Provided material START

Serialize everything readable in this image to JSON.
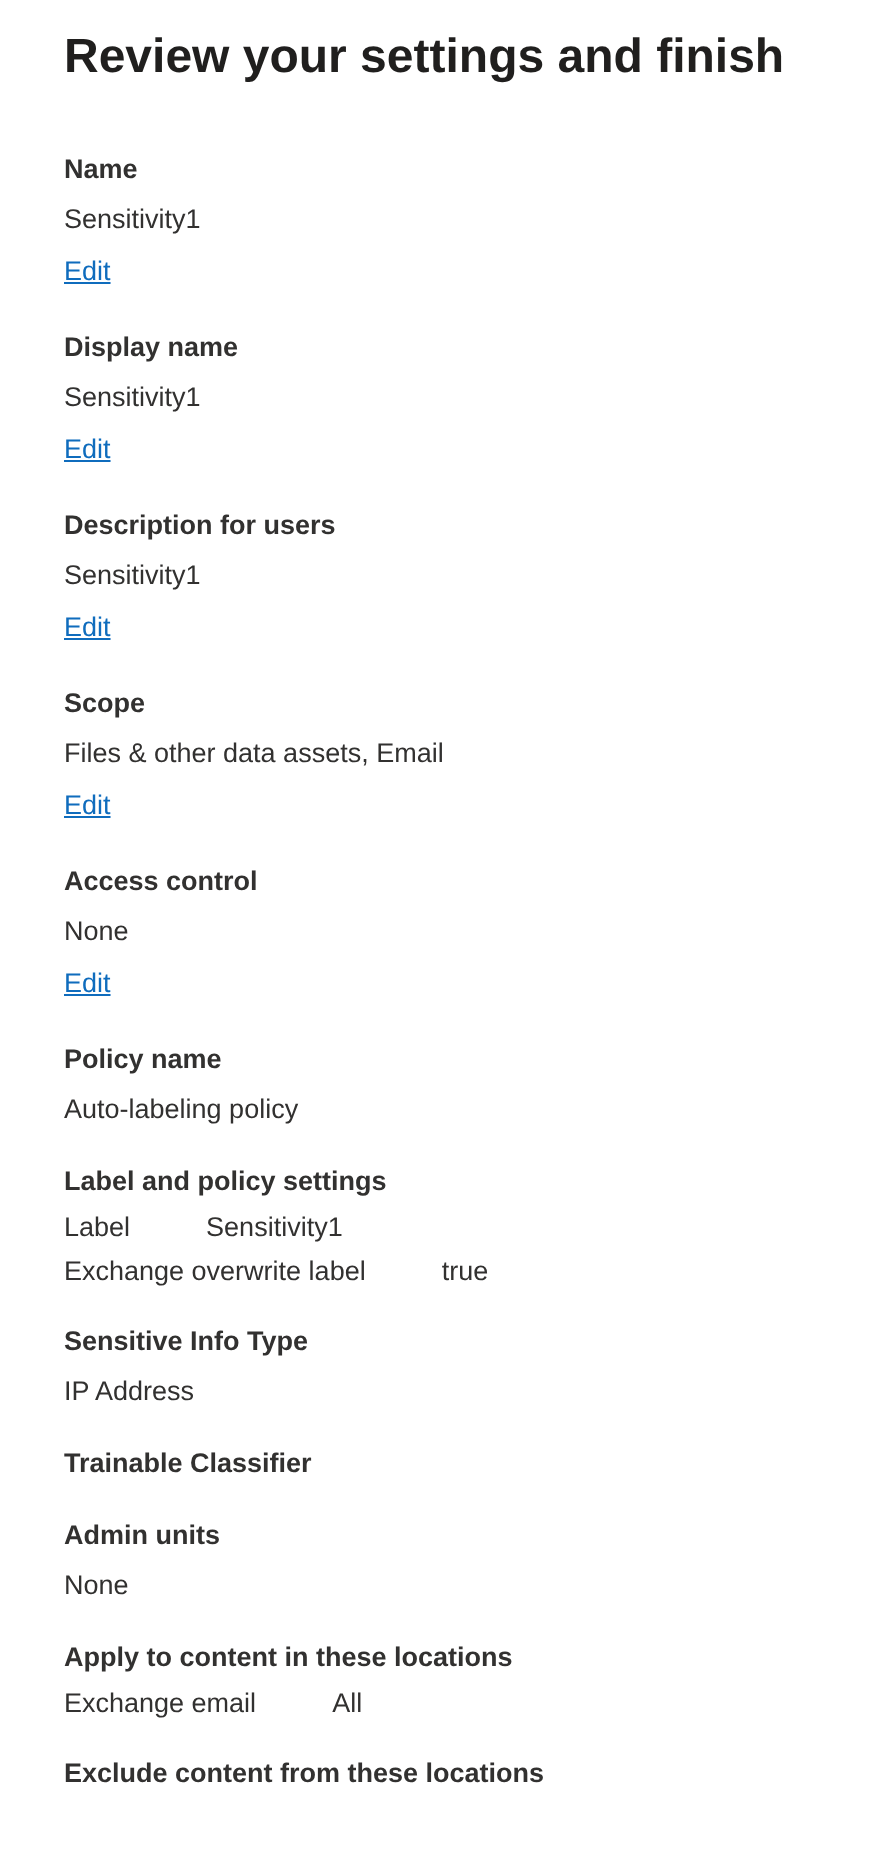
{
  "title": "Review your settings and finish",
  "sections": [
    {
      "heading": "Name",
      "lines": [
        {
          "kind": "text",
          "text": "Sensitivity1"
        }
      ],
      "edit_link": "Edit"
    },
    {
      "heading": "Display name",
      "lines": [
        {
          "kind": "text",
          "text": "Sensitivity1"
        }
      ],
      "edit_link": "Edit"
    },
    {
      "heading": "Description for users",
      "lines": [
        {
          "kind": "text",
          "text": "Sensitivity1"
        }
      ],
      "edit_link": "Edit"
    },
    {
      "heading": "Scope",
      "lines": [
        {
          "kind": "text",
          "text": "Files & other data assets, Email"
        }
      ],
      "edit_link": "Edit"
    },
    {
      "heading": "Access control",
      "lines": [
        {
          "kind": "text",
          "text": "None"
        }
      ],
      "edit_link": "Edit"
    },
    {
      "heading": "Policy name",
      "lines": [
        {
          "kind": "text",
          "text": "Auto-labeling policy"
        }
      ]
    },
    {
      "heading": "Label and policy settings",
      "lines": [
        {
          "kind": "pair",
          "key": "Label",
          "value": "Sensitivity1"
        },
        {
          "kind": "pair",
          "key": "Exchange overwrite label",
          "value": "true"
        }
      ]
    },
    {
      "heading": "Sensitive Info Type",
      "lines": [
        {
          "kind": "text",
          "text": "IP Address"
        }
      ]
    },
    {
      "heading": "Trainable Classifier"
    },
    {
      "heading": "Admin units",
      "lines": [
        {
          "kind": "text",
          "text": "None"
        }
      ]
    },
    {
      "heading": "Apply to content in these locations",
      "lines": [
        {
          "kind": "pair",
          "key": "Exchange email",
          "value": "All"
        }
      ]
    },
    {
      "heading": "Exclude content from these locations"
    }
  ]
}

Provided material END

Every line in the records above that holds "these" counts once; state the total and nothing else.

2